My code flips the X and Y pins shown above high and low to measure X and Y coordinates:
Here's a pic of the values I get when I trace the grid drawn on the board, graphed with a Processing program:
So it "works", sort of, but I have two problems:
Messed up coordinates: I get 2D values that correlate to where the probe is, but they aren't nice rectangular coordinates -- I need help on the math to turn these readings into real XY coordinates. I know the basics (resistors in parallel, voltage divider basics), but the solution involves solving a system of equations, and I get stuck. Help?
My "resisitive surface" sucks. My first prototype was a damn tortilla, and it only worked until it dried out. Now I'm using wet particleboard, which is very inconsistent (~30kOhm on the bottom X axis, ~50kOhm on the top X axis, etc.). It also constantly needs to be rewatered to stay conductive. What's a good, cheap resistive surface I can get? I need it to be between 500?-1M? end-to-end.

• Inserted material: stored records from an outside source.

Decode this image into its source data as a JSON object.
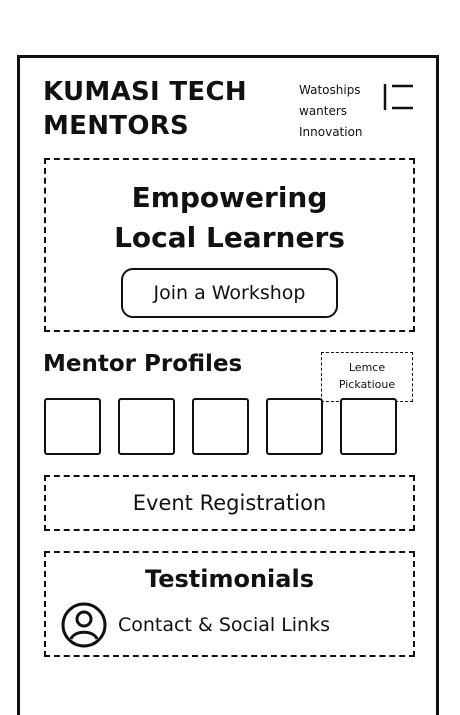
{
  "brand": {
    "line1": "KUMASI TECH",
    "line2": "MENTORS"
  },
  "nav": {
    "items": [
      "Watoships",
      "wanters",
      "Innovation"
    ]
  },
  "hero": {
    "line1": "Empowering",
    "line2": "Local Learners",
    "button_label": "Join a Workshop"
  },
  "mentors": {
    "title": "Mentor Profiles",
    "note_line1": "Lemce",
    "note_line2": "Pickatioue",
    "cards": [
      {
        "id": 1
      },
      {
        "id": 2
      },
      {
        "id": 3
      },
      {
        "id": 4
      },
      {
        "id": 5
      }
    ]
  },
  "event": {
    "label": "Event Registration"
  },
  "testimonials": {
    "title": "Testimonials",
    "contact_label": "Contact & Social Links"
  },
  "icons": {
    "menu": "hamburger-menu-icon",
    "contact": "user-circle-icon"
  }
}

I'm excited to get this working, because it's incredibly cheap and made of just one simple material instead of layers. If I can find a resistive paint, I could make whole walls into touch pads.